Applications are due Oct. 1 and can be found at the website JCMGF.org or by contacting Shirley Williams at 360-301-4087 or email@example.com.
PORT ANGELES – A new e-book service has been launched by the North Olympic Library System.
NOLS has signed an agreement with the 3M Cloud Library that initially will add 400 new e-book titles for all ages to the NOLS collection.
Among the titles for adults will be The Cuckoo's Calling, by Robert Galbraith (aka J.K. Rowling); Bad Monkey, by Carl Hiaasen; and The Boys in the Boat, by Daniel James Brown.
With a valid NOLS library card and the 3M Cloud Library app (downloadable from the NOLS website at www.nols.org), books can be downloaded to computers, e-readers, tablets or smartphones.
Unlike the library's existing e-book service, the Washington Anytime Library, 3M Cloud Library titles are not shared with other libraries in a consortium; thus, titles are more readily available to local readers.
All three of NOLS's e-book services — 3M Cloud Library, Washington Anytime Library and One Click audiobooks — are accessible from the library's website at www.nols.org under “E-BOOKS.”
A valid NOLS library card is needed before downloading books. Visit a local branch to obtain a free card. Photo identification and proof of address are required.
For more information about the 3M Cloud Library, email Lorrie Kovell at firstname.lastname@example.org or phone 360-417-8500, ext. 7750.
For questions regarding downloading e-books from the library, email eHelp@nols.org.
Medical marijuana ruling by state's high court
OLYMPIA — The state Supreme Court says defendants busted for marijuana can argue they needed it for medical reasons, even if they failed to follow the requirements of the state's medical marijuana law.
In a 5-4 opinion Thursday, the justices said voters did not get rid of the “medical necessity defense” when they passed the medical pot law in 1998.
The law allows people to use marijuana for medical conditions, and it allows them to have far more of the drug than the ounce adults are allowed to possess under Washington's recreational marijuana law, approved last year.
People are required to obtain an authorization to use marijuana from an appropriate health care professional before they can avail themselves of the medical law.
Justice Barbara Madsen wrote for the majority that people who fail to follow the medical law can nevertheless argue in court that they needed the marijuana for medical reasons, but in order to do so, they must also show that complying with the medical marijuana law was not a viable alternative for them.

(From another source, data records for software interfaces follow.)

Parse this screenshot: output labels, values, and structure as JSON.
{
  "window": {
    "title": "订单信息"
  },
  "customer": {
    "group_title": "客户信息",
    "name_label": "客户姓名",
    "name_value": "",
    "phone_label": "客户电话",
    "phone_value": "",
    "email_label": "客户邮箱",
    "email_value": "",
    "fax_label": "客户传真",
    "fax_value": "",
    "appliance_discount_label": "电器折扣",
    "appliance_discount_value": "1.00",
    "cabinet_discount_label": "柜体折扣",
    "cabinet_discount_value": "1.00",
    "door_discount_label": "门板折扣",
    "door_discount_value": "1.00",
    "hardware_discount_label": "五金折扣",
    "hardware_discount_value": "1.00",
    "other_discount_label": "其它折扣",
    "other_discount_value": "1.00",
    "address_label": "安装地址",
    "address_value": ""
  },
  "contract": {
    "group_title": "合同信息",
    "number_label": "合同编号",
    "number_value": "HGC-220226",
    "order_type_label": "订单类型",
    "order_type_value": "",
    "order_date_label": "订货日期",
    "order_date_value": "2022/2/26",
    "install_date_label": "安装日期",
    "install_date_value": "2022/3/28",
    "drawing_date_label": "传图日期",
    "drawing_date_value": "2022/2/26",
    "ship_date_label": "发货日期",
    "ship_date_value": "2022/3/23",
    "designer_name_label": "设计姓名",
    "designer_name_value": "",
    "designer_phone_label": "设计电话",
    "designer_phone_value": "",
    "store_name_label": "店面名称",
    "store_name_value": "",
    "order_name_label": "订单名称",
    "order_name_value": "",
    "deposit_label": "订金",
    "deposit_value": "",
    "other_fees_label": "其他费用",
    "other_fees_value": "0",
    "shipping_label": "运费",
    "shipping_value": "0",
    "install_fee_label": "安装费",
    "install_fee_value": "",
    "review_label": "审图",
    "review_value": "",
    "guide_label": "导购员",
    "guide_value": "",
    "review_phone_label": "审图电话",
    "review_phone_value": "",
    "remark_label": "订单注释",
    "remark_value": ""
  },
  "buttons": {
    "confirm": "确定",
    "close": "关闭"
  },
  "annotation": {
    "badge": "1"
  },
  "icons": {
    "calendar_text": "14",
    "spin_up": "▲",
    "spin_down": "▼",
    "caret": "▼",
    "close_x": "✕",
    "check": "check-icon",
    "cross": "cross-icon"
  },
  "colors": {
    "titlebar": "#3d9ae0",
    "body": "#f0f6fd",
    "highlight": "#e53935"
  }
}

More cash for state
OLYMPIA — Washington state government has been raising more revenue than initially expected as the economy continues to improve, officials said last week.
The Economic and Revenue Forecast Council projected that tax collections over the next two years will be more than $200 million greater than expected when state lawmakers adjourned at the end of June.
Total revenue over that time period is now forecast to be nearly $33 billion — 8.7 percent more than the previous two-year budget period.
Leading budget negotiators from both parties said the revenue boost is relatively small.
Democratic Rep. Ross Hunter said it doesn't create any major opportunities, especially since there are problems that need to be resolved and ongoing litigation that could impact the budget.
“This doesn't drive a lot of behavioral change,” Hunter said.
State projections still aren't accounting for any money that could be raised from looming introduction of taxed marijuana sales.
Hunter said lawmakers have no idea how much money that sector could raise for the state, and he doesn't want to include it in budget projections until the state can actually count the dollars.
The extra money in Wednesday's forecast could help lawmakers as they search for ways to put more dollars into the public education system.
Still, forecasters say there are a number of economic risks, including congressional gridlock, rising mortgage rates and possible economic turmoil in Europe.
“We do feel that there are substantial downside risks,” said Dr. Steve Lerch, executive director of the Economic and Revenue Forecast Council.
Last modified: September 22. 2013 2:42PM